Berries may be rich in antioxidants and play a role in maintaining cardiovascular health, but recent research suggests that the cranberry may have even more to offer.
Besides being a heart-healthy source of antioxidants, cranberries were shown to decrease total cholesterol and LDL or “bad” cholesterol levels in a recent study conducted by the University of Wisconsin-Madison.
“Our study found that feeding cranberry juice powder to animals with high cholesterol decreased total cholesterol and LDL cholesterol by 22 percent,” said Jess Reed, Ph.D.
This is the first time scientists have seen such a positive response with cranberry in reducing cholesterol levels. Research from another Wisconsin-Madison study focused on cranberry antioxidants, which inhibited LDL or “bad” cholesterol from being oxidized. Many researchers believe that oxidized LDL contributes to cardiovascular disease.

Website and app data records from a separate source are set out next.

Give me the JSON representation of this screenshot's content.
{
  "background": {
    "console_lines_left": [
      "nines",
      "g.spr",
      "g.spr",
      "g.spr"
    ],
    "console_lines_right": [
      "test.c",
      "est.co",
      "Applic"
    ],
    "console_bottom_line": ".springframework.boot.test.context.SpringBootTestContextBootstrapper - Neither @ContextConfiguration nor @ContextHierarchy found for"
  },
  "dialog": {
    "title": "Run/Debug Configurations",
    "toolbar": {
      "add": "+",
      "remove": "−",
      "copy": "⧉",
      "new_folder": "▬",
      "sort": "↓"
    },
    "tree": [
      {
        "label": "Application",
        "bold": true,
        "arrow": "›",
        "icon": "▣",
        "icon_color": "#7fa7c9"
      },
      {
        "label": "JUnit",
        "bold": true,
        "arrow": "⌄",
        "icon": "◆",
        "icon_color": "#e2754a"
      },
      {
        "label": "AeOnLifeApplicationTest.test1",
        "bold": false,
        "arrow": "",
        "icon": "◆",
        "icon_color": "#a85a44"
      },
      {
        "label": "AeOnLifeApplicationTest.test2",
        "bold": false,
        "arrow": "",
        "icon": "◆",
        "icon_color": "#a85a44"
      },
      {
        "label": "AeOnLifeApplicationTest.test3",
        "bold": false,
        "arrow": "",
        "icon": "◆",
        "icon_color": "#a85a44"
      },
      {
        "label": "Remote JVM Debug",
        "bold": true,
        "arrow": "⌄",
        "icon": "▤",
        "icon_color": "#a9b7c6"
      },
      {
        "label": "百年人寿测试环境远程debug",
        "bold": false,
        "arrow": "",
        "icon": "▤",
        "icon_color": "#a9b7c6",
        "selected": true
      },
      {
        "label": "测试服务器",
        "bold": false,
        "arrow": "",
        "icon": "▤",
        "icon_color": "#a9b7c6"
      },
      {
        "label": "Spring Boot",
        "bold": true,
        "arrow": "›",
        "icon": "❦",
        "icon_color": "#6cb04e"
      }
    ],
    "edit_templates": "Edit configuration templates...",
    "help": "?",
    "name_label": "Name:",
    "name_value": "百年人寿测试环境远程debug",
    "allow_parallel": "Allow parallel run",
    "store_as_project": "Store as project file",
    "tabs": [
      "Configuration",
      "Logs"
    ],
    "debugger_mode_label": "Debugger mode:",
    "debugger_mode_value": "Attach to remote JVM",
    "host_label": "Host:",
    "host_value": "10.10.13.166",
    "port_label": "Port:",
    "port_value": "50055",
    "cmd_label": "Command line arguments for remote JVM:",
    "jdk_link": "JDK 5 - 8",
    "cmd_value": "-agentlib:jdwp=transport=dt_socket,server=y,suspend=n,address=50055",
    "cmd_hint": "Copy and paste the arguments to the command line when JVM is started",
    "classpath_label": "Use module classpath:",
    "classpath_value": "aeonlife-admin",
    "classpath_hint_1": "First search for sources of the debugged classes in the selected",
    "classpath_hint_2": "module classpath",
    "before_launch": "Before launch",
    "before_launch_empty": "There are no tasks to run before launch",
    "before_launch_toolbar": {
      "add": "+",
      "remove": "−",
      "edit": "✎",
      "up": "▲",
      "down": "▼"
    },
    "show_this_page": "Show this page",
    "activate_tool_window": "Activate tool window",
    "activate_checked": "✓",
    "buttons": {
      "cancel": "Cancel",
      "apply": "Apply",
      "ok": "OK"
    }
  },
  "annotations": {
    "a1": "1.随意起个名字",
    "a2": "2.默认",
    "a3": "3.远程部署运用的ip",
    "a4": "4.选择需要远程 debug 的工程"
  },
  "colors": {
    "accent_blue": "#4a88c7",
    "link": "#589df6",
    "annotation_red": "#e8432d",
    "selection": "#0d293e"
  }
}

These studies build on previously published research that demonstrates the cranberry’s anti-adhesion properties. The cranberry may be unique by offering two key pathways to health—first as an anti-adhesion agent and secondly as an antioxidant.
According to Amy Howell, Ph.D., of Rutgers University, “Cranberries contain compounds that have an anti-adhesion or anti-stick mechanism that’s been shown to be effective in maintenance of urinary tract health. Preliminary research suggests this same anti-stick mechanism may work in the mouth and stomach, possibly helping to prevent gum disease and ulcers.”
Additional research from Rutgers confirms that compounds in cranberries are, in fact, absorbed into the body. Howell continued, “We found in the animal model that cranberry compounds may be absorbed into the bloodstream and become available for use in other sites in the body.”
Researchers agree that these preliminary studies are promising. These studies were funded by Ocean Spray and were presented at Experimental Biology 2001, sponsored by the Federation of American Societies for Experimental Biology.